### Problem:
When a line in the listing below contains the word "likes", return a copy of that line.

### Data provided:
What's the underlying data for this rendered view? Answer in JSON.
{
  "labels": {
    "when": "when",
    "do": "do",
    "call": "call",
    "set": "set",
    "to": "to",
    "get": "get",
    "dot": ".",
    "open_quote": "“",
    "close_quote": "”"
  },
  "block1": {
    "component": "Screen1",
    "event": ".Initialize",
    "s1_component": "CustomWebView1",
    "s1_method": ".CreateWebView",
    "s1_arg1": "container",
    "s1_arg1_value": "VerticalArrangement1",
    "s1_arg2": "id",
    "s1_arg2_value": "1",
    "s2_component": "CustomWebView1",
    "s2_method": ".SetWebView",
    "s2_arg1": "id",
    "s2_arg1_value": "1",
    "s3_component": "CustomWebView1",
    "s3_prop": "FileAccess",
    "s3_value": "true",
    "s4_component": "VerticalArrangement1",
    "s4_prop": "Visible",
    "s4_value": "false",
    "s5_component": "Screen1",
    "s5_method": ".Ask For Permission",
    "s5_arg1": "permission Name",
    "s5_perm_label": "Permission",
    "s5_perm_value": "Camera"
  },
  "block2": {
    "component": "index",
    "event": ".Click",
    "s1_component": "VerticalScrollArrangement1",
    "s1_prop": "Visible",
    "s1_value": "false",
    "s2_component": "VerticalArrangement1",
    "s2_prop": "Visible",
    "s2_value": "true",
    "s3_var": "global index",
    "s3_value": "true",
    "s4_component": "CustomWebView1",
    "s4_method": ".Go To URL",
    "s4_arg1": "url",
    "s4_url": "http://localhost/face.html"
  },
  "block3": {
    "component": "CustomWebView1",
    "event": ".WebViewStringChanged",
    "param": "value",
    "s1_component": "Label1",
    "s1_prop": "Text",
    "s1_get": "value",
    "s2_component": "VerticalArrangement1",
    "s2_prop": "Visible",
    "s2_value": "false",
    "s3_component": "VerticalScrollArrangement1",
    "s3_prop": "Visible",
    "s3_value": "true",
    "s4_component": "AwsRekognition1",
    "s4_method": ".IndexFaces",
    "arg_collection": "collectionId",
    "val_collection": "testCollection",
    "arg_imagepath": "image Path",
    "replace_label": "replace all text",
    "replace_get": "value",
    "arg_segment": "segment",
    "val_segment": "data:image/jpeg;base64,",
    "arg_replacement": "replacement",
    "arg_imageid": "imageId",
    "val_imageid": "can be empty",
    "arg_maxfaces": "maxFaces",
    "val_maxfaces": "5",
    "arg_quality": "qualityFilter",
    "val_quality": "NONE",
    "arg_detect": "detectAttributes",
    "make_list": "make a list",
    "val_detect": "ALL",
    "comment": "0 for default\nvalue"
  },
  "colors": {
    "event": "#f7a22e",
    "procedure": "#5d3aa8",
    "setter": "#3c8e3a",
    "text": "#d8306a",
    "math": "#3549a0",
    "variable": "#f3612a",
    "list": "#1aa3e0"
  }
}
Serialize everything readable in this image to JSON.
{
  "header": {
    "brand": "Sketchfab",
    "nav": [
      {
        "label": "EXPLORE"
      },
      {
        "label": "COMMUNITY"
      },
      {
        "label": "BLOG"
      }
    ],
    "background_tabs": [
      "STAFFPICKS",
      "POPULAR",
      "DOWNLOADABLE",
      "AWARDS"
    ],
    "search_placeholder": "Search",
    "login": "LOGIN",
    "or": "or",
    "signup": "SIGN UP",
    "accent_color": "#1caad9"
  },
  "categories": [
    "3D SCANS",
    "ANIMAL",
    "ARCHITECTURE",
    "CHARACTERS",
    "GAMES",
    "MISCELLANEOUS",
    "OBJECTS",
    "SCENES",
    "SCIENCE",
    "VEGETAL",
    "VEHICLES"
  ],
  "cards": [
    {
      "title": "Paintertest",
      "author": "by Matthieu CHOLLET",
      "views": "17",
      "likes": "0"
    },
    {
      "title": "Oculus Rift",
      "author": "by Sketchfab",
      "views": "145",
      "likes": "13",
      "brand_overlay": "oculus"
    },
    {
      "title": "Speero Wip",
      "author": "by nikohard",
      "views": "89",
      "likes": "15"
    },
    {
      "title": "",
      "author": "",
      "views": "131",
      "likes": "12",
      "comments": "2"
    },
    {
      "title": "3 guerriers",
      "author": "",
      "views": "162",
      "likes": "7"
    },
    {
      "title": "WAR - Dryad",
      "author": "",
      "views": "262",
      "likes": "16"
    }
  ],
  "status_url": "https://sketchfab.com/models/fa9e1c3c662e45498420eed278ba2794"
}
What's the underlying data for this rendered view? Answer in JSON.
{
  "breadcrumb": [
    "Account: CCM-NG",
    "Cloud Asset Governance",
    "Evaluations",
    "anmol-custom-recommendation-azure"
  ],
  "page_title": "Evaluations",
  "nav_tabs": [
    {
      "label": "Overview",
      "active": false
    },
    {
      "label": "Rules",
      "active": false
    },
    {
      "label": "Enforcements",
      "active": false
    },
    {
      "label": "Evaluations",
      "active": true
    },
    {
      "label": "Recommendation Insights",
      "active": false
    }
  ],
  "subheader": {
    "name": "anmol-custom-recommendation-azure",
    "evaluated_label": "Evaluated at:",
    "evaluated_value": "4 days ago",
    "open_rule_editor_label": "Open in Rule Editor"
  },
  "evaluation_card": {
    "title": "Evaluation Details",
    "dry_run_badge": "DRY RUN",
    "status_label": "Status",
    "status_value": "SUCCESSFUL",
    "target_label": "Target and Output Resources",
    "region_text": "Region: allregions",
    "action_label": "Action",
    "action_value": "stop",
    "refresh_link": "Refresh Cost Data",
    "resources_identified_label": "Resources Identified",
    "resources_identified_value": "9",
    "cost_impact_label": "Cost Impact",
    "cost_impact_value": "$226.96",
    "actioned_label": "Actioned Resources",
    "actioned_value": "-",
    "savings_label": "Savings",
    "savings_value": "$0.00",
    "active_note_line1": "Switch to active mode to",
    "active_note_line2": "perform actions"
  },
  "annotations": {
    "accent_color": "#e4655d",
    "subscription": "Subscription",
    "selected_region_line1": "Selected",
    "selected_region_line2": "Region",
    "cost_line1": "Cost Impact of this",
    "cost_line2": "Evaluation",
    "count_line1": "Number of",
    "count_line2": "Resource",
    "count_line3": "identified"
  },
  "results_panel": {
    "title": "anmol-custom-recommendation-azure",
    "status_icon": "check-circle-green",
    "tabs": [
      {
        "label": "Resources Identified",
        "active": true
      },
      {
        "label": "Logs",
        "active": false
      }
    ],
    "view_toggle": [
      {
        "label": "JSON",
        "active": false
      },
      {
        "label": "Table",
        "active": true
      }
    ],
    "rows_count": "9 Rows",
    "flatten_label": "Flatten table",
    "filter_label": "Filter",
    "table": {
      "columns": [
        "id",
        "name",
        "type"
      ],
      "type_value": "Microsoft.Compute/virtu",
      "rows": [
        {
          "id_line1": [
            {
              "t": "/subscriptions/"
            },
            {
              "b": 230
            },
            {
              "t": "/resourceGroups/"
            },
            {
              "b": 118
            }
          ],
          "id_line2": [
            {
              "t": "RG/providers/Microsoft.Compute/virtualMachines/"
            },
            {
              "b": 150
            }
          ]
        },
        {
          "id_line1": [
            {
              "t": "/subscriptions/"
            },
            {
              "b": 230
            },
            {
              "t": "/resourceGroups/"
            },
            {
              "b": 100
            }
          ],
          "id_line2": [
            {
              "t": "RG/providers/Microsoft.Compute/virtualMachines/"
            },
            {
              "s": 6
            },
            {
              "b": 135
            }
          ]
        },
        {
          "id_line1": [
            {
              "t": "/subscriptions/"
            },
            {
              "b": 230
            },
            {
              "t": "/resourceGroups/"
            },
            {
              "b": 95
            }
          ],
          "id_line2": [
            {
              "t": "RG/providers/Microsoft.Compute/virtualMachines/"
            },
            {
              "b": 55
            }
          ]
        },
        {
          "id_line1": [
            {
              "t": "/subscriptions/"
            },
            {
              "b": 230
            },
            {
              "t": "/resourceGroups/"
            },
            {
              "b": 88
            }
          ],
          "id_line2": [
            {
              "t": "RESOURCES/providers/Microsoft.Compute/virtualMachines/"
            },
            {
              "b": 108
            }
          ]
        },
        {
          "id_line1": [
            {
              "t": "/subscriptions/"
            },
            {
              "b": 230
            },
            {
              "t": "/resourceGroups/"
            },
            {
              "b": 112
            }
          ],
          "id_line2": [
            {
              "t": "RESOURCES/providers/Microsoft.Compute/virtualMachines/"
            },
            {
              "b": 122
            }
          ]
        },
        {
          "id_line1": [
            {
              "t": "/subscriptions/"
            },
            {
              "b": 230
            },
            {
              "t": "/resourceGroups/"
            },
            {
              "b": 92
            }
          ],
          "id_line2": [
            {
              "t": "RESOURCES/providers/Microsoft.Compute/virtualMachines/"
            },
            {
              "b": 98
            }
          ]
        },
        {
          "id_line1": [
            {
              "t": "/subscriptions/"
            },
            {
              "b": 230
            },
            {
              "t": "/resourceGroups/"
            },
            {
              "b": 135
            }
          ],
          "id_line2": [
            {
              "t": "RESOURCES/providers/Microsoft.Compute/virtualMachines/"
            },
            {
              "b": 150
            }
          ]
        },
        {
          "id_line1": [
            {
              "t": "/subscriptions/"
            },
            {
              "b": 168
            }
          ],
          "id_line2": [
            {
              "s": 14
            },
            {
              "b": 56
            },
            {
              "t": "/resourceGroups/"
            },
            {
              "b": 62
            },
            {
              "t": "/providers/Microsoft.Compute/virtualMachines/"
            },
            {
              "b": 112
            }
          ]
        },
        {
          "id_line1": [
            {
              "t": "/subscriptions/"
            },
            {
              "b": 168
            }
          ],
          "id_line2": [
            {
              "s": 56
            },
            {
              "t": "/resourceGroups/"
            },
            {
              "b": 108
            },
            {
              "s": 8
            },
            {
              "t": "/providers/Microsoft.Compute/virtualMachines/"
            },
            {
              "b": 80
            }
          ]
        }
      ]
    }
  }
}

### Exercise answer:
      "likes": "0"
      "likes": "13",
      "likes": "15"
      "likes": "12",
      "likes": "7"
      "likes": "16"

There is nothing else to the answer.